Data for processing
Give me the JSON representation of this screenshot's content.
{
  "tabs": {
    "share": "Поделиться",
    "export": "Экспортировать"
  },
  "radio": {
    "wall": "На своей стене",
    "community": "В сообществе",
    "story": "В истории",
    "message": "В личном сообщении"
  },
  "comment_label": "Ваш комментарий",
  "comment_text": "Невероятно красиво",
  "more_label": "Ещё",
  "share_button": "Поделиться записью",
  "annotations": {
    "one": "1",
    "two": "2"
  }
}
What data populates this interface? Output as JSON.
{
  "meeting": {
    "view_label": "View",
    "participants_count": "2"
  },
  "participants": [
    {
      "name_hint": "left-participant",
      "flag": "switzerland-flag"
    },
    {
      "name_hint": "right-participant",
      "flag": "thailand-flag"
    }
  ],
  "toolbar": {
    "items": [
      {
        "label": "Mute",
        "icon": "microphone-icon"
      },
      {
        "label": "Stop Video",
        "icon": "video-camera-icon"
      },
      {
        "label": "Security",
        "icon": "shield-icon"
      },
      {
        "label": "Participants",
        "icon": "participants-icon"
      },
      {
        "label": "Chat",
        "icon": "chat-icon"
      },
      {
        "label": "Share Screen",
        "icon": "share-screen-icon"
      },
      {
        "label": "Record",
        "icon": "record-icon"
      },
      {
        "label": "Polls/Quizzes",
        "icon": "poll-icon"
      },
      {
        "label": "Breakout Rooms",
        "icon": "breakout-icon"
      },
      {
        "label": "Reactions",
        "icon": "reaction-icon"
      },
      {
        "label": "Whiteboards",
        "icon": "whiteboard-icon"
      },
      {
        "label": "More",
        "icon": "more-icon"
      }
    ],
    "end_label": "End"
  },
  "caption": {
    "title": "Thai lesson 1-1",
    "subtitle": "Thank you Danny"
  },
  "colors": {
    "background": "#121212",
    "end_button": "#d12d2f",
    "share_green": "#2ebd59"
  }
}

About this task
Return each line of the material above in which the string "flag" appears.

Completed exercise
      "flag": "switzerland-flag"
      "flag": "thailand-flag"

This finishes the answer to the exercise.